-- ENTRIES SUPPLIED follows --

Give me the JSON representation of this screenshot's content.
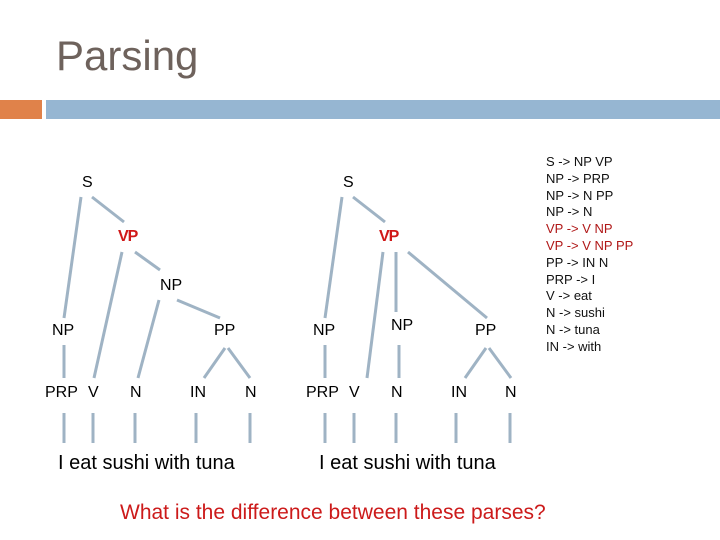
{
  "slide": {
    "title": "Parsing",
    "accent_colors": {
      "orange": "#e0824a",
      "blue": "#96b6d2",
      "highlight_red": "#d01818",
      "tree_line": "#9fb3c4"
    }
  },
  "tree_left": {
    "nodes": {
      "s": "S",
      "vp": "VP",
      "np_obj": "NP",
      "np_subj": "NP",
      "pp": "PP",
      "prp": "PRP",
      "v": "V",
      "n1": "N",
      "in": "IN",
      "n2": "N"
    },
    "sentence": "I eat sushi with tuna"
  },
  "tree_right": {
    "nodes": {
      "s": "S",
      "vp": "VP",
      "np_subj": "NP",
      "np_obj": "NP",
      "pp": "PP",
      "prp": "PRP",
      "v": "V",
      "n1": "N",
      "in": "IN",
      "n2": "N"
    },
    "sentence": "I eat sushi with tuna"
  },
  "grammar": {
    "rules": [
      {
        "text": "S -> NP  VP",
        "highlight": false
      },
      {
        "text": "NP -> PRP",
        "highlight": false
      },
      {
        "text": "NP -> N PP",
        "highlight": false
      },
      {
        "text": "NP -> N",
        "highlight": false
      },
      {
        "text": "VP -> V NP",
        "highlight": true
      },
      {
        "text": "VP -> V NP PP",
        "highlight": true
      },
      {
        "text": "PP -> IN N",
        "highlight": false
      },
      {
        "text": "PRP -> I",
        "highlight": false
      },
      {
        "text": "V -> eat",
        "highlight": false
      },
      {
        "text": "N -> sushi",
        "highlight": false
      },
      {
        "text": "N -> tuna",
        "highlight": false
      },
      {
        "text": "IN -> with",
        "highlight": false
      }
    ]
  },
  "question": "What is the difference between these parses?"
}
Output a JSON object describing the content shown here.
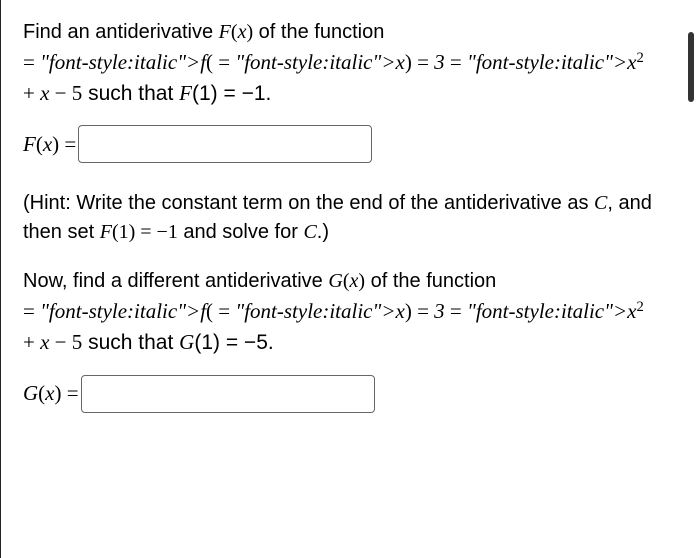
{
  "q1": {
    "line1": "Find an antiderivative F(x) of the function",
    "line2_prefix": "f(x) = 3x",
    "line2_exp": "2",
    "line2_rest": " + x − 5 such that F(1) = −1.",
    "lhs": "F(x) ="
  },
  "hint": "(Hint: Write the constant term on the end of the antiderivative as C, and then set F(1) = −1 and solve for C.)",
  "q2": {
    "line1": "Now, find a different antiderivative G(x) of the function",
    "line2_prefix": "f(x) = 3x",
    "line2_exp": "2",
    "line2_rest": " + x − 5 such that G(1) = −5.",
    "lhs": "G(x) ="
  },
  "inputs": {
    "f_value": "",
    "g_value": ""
  }
}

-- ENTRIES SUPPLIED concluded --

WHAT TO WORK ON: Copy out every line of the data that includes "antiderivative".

THE COMPLETED TASK:
    "line1": "Find an antiderivative F(x) of the function",
  "hint": "(Hint: Write the constant term on the end of the antiderivative as C, and then set F(1) = −1 and solve for C.)",
    "line1": "Now, find a different antiderivative G(x) of the function",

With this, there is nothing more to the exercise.